CYNTHIA: I had two struggles. Like Sue, I had some concerns reconciling the cinematographic effects with notion of the film as documentary. Additionally I struggled with the lack of contextual information about John Hull. The film makers seemed to assume that viewers would know who he was or that it was not necessary. This was not true for me. While watching the first time, I googled Hull to learn more about who he was professionally and how he arrived there in order to help make sense of the film. It may be helpful to for viewers to know that Hull was born in Australia, but at the time where the film starts was a professor in the field of Religious Education in England.
The visual and auditory effects the film employs are clearly meant to be evocative of vision loss and blindness. The film starts with several seconds of darkness, followed by buzzing and muted voices.

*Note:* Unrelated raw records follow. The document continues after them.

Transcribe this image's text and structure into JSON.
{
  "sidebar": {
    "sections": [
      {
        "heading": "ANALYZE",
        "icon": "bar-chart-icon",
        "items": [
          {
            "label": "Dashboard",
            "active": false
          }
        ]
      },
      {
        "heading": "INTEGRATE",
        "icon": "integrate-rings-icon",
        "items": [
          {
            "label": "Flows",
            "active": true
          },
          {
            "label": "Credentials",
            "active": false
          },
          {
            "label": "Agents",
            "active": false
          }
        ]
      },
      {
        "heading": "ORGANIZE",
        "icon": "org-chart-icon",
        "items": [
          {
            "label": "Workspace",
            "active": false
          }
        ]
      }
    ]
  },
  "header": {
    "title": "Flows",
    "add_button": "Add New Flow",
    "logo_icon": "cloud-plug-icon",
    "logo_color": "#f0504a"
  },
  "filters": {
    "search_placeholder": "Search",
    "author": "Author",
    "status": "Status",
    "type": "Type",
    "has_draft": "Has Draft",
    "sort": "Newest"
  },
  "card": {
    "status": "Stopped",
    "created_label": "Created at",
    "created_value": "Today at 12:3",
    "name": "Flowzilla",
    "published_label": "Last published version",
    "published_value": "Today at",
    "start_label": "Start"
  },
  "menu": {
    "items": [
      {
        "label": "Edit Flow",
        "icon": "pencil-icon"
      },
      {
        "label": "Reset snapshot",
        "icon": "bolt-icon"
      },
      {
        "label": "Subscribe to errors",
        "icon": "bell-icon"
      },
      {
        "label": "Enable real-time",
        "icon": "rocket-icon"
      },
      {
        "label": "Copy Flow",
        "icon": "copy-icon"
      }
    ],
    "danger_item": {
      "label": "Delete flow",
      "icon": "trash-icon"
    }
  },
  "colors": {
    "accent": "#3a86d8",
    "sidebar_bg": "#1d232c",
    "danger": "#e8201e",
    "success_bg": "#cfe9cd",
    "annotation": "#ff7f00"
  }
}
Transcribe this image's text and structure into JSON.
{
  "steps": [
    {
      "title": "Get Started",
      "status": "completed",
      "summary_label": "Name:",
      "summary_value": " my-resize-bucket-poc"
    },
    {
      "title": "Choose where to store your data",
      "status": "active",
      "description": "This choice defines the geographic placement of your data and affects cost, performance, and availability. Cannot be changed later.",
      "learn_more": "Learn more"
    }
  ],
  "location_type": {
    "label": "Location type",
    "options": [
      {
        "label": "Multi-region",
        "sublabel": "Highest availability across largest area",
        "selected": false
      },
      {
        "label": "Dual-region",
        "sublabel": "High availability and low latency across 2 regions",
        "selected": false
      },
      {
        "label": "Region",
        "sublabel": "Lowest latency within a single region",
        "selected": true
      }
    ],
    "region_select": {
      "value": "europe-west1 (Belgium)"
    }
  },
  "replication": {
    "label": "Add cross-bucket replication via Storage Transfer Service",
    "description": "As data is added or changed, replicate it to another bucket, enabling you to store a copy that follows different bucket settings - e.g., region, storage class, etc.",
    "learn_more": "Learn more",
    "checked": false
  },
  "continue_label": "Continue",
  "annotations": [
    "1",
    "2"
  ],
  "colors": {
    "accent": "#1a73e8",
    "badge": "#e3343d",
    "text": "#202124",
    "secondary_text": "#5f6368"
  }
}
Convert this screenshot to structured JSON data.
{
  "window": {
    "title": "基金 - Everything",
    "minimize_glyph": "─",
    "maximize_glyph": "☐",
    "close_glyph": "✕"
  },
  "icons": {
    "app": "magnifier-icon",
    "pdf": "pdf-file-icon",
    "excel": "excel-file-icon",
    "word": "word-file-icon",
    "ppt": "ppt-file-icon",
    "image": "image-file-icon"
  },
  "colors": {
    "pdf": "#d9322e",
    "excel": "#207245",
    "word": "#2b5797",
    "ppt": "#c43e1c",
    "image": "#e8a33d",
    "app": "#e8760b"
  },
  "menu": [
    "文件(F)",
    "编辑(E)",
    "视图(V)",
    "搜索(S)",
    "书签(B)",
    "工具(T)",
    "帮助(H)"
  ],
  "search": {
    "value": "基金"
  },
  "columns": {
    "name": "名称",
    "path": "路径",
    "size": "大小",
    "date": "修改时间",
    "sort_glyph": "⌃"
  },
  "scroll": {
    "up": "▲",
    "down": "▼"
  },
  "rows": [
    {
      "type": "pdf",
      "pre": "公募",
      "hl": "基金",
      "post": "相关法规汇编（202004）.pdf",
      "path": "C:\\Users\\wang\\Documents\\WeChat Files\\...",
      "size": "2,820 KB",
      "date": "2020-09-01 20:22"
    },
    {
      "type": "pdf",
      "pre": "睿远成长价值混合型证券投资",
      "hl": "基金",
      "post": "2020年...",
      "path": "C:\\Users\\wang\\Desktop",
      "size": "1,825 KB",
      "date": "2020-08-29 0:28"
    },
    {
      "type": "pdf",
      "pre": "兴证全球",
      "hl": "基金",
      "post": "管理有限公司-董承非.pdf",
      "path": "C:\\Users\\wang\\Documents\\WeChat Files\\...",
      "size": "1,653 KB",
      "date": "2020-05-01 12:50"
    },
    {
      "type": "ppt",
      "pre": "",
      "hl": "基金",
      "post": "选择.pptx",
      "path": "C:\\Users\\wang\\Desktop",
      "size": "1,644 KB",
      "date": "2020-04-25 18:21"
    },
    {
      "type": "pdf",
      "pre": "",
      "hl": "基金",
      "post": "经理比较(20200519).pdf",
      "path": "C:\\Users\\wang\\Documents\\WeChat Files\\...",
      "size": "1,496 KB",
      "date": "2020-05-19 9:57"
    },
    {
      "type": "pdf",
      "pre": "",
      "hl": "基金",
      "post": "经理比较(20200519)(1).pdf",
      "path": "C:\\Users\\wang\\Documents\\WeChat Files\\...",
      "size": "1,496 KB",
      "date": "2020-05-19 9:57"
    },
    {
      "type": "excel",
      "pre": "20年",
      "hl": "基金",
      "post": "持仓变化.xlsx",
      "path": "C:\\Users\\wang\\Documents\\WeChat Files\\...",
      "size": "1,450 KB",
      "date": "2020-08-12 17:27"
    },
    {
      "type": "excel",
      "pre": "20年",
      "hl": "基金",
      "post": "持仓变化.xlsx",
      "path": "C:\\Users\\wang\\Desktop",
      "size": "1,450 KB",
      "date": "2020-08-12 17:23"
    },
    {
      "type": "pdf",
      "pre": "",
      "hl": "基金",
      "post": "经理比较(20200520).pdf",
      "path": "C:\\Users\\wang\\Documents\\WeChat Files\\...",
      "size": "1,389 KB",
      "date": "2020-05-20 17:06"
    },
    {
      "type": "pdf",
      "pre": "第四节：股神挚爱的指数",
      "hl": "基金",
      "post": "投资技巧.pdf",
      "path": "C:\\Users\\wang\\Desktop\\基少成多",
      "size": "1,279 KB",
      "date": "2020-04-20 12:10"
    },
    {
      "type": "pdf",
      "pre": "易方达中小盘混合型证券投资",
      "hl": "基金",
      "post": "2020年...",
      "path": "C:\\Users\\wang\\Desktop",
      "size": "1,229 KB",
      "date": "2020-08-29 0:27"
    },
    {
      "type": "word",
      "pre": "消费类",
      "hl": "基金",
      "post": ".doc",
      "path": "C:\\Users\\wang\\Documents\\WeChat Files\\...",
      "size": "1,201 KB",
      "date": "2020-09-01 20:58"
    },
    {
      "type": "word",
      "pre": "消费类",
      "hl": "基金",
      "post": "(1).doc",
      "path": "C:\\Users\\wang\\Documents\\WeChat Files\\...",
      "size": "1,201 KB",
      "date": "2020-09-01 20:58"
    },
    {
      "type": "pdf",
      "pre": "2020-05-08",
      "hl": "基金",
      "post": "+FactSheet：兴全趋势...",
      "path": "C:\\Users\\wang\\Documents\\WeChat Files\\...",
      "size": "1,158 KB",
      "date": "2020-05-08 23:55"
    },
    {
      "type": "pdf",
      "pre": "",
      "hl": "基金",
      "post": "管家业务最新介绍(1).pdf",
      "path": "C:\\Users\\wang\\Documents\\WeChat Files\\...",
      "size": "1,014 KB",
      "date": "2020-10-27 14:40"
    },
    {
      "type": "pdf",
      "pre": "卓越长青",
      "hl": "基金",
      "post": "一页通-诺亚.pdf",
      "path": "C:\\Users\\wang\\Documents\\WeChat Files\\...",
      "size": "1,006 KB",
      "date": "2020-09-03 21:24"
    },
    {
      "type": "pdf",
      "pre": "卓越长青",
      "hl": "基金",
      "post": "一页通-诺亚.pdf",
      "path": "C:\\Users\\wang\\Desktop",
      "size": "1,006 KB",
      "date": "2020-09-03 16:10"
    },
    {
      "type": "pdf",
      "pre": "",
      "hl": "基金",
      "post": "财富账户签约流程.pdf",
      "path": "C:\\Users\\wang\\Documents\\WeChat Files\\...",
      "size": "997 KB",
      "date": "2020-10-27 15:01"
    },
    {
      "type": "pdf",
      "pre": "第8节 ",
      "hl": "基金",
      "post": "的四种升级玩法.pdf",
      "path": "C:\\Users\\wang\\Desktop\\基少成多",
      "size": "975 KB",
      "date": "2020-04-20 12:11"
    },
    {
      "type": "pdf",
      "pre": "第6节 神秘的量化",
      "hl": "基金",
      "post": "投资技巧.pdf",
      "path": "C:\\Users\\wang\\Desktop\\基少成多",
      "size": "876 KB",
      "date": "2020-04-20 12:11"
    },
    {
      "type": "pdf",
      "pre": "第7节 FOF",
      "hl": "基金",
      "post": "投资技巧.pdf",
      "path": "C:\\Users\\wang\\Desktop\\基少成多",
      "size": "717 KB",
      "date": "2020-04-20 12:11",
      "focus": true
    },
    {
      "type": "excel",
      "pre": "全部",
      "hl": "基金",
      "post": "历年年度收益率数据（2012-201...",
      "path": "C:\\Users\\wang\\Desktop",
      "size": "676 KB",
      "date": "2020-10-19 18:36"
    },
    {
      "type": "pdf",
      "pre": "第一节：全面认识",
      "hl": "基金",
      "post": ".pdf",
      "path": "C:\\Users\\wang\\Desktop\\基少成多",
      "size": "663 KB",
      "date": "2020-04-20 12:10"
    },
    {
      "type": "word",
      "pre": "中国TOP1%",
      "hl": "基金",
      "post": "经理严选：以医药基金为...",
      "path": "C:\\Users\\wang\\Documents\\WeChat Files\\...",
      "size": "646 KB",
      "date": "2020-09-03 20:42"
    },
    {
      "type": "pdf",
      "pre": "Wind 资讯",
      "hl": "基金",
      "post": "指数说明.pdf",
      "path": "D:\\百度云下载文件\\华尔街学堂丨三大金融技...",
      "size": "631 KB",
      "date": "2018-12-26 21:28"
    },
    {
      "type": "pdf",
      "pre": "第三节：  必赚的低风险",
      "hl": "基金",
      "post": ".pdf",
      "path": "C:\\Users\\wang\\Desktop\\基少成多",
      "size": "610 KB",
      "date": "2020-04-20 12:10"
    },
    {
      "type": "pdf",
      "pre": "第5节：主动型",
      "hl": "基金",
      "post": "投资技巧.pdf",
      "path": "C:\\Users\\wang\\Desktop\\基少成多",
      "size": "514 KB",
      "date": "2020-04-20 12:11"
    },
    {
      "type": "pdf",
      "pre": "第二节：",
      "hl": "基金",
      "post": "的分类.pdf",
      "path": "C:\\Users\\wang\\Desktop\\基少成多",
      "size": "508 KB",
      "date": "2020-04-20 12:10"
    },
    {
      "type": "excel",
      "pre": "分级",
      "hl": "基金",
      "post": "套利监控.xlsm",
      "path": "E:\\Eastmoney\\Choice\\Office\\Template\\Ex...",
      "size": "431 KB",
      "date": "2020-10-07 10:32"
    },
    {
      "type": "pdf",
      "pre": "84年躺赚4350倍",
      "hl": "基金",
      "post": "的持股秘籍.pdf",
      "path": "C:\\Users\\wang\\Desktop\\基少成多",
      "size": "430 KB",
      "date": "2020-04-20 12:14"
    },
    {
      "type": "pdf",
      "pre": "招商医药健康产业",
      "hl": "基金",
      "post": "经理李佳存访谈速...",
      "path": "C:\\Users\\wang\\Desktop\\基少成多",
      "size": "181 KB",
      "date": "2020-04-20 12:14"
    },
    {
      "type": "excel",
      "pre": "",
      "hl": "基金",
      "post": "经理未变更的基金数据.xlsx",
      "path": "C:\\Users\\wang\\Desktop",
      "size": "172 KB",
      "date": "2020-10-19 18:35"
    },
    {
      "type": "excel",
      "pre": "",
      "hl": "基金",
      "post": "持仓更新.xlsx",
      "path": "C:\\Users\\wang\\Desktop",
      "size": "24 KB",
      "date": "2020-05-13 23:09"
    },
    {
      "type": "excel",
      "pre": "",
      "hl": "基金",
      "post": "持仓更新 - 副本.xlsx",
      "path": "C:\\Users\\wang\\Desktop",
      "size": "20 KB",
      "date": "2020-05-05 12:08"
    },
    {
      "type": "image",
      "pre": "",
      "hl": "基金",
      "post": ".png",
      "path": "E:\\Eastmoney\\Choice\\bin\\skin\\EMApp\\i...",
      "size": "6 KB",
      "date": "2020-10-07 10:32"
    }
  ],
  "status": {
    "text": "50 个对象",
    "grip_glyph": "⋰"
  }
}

There are several other techniques apparently intended to provide sighted viewers a glimpse into what it might be like to lose vision. There is much darkness, and both landscapes and people move in and out of focus and are frequently only partially in view. While interesting as techniques to convey lived experiences and challenges to sighted viewers, I was concerned that the effect was to universalize the experience of vision loss, in contrast to Hull’s own agenda as revealed through his very personal ‘notes on blindness.’
There is also a great deal of water imagery: blurry views of a grassy seaside, sudden surges of water, and rain. The sea images begin to make sense after we see Hull’s early childhood landscape in Australia. Toward the end of the film Hull states that the “sound of rain gives shape to the world,” and we can begin to understand that rain in this film is an auditory reference to Hull’s journey toward finding the shape to his world with blindness in the center of it.
Would you recommend seeing it?
We do recommend this film, with the caveat that it should not be taken as a universal portrayal of navigating sight loss. This film begs for viewers to be in conversation about it. We envision the conversations could vary by audience. Disability professionals may want to consider what impact this film has on their work. Students may want to discuss how their own experiences differ from or overlap with Hull’s. Everyone may be interested in sharing perspectives on Hull’s interest in and deep belief in the need for interdependence and communication across differences.